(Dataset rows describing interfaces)
######
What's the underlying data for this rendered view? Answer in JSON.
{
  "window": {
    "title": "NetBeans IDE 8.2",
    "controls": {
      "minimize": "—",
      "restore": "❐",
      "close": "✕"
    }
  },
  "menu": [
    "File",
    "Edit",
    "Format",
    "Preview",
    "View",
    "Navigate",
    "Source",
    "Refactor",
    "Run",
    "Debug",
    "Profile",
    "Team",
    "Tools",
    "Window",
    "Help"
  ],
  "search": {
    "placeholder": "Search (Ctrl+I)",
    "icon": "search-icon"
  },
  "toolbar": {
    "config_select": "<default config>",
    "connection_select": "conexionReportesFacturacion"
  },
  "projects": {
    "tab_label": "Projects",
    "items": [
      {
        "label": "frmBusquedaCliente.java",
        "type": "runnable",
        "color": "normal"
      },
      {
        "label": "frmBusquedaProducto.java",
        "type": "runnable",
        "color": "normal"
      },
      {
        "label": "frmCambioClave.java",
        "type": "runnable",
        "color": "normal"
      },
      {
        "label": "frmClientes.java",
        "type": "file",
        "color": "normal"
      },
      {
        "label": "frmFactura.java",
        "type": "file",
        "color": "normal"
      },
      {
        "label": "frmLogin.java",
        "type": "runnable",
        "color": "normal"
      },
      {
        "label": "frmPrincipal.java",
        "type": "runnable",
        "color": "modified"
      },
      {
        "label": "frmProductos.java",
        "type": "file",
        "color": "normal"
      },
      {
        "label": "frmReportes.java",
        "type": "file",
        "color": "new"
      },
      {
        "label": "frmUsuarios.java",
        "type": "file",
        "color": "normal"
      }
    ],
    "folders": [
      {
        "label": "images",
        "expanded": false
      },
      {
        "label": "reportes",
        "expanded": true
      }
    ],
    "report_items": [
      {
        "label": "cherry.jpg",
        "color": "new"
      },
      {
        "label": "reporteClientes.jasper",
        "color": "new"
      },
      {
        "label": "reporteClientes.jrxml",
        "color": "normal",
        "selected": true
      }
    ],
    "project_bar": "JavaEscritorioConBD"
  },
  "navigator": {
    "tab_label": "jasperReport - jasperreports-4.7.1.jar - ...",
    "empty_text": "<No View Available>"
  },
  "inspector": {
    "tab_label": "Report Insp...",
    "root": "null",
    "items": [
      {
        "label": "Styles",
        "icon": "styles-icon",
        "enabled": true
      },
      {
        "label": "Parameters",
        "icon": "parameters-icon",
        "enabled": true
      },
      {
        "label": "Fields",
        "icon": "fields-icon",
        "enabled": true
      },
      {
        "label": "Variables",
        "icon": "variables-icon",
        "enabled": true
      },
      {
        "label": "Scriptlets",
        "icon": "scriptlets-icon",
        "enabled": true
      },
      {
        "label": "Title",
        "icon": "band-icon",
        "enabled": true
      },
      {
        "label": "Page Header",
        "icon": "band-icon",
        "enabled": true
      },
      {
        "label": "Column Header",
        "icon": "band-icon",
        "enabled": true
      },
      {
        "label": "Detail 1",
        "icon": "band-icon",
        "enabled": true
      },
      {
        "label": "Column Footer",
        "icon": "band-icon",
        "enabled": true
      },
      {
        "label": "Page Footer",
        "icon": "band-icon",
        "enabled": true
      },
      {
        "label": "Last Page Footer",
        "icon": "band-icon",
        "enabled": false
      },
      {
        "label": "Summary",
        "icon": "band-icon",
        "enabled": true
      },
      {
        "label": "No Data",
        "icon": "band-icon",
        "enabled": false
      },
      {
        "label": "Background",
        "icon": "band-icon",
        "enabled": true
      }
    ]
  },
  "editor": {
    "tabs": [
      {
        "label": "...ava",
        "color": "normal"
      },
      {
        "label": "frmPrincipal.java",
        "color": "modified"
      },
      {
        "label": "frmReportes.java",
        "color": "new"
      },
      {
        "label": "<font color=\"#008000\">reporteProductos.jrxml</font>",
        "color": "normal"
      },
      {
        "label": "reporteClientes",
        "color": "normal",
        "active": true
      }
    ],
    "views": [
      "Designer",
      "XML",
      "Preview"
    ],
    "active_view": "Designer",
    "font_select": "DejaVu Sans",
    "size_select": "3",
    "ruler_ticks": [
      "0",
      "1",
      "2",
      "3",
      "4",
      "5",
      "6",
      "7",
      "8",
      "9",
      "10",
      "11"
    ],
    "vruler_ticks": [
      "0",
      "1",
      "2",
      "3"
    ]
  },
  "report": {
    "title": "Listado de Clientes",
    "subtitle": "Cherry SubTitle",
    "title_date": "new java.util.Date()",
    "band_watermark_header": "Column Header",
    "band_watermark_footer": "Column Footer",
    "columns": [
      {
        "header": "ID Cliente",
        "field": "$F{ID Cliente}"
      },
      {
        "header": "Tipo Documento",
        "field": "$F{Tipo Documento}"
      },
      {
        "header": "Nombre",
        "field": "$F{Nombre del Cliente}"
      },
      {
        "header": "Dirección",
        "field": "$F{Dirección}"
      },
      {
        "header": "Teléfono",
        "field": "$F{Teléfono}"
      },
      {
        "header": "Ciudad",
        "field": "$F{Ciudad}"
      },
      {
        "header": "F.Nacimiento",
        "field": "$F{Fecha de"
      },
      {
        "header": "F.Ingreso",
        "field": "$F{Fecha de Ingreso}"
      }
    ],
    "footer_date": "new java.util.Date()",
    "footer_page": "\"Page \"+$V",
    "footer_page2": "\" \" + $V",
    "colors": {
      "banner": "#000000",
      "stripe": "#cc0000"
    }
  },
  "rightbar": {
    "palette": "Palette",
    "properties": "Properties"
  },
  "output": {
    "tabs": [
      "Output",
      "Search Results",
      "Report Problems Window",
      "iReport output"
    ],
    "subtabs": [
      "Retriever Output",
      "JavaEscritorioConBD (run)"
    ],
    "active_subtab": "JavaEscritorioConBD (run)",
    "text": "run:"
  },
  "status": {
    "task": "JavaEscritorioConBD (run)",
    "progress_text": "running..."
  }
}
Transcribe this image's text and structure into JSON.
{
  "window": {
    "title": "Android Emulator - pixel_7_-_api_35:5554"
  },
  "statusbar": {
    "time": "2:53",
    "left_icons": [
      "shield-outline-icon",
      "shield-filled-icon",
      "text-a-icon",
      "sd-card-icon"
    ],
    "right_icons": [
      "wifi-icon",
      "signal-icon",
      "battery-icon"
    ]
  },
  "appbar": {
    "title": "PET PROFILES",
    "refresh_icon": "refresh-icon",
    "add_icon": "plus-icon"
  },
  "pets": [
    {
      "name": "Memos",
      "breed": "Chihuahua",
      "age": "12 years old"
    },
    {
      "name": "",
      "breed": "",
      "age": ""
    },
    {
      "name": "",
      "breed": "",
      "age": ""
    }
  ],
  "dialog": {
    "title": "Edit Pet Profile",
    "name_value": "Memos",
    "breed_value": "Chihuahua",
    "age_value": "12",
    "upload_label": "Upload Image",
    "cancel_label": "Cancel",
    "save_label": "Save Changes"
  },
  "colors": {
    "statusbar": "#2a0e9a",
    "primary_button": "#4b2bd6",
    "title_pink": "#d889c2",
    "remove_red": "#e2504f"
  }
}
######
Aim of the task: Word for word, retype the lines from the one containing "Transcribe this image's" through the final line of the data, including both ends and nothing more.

Result below:
Transcribe this image's text and structure into JSON.
{
  "window": {
    "title": "Android Emulator - pixel_7_-_api_35:5554"
  },
  "statusbar": {
    "time": "2:53",
    "left_icons": [
      "shield-outline-icon",
      "shield-filled-icon",
      "text-a-icon",
      "sd-card-icon"
    ],
    "right_icons": [
      "wifi-icon",
      "signal-icon",
      "battery-icon"
    ]
  },
  "appbar": {
    "title": "PET PROFILES",
    "refresh_icon": "refresh-icon",
    "add_icon": "plus-icon"
  },
  "pets": [
    {
      "name": "Memos",
      "breed": "Chihuahua",
      "age": "12 years old"
    },
    {
      "name": "",
      "breed": "",
      "age": ""
    },
    {
      "name": "",
      "breed": "",
      "age": ""
    }
  ],
  "dialog": {
    "title": "Edit Pet Profile",
    "name_value": "Memos",
    "breed_value": "Chihuahua",
    "age_value": "12",
    "upload_label": "Upload Image",
    "cancel_label": "Cancel",
    "save_label": "Save Changes"
  },
  "colors": {
    "statusbar": "#2a0e9a",
    "primary_button": "#4b2bd6",
    "title_pink": "#d889c2",
    "remove_red": "#e2504f"
  }
}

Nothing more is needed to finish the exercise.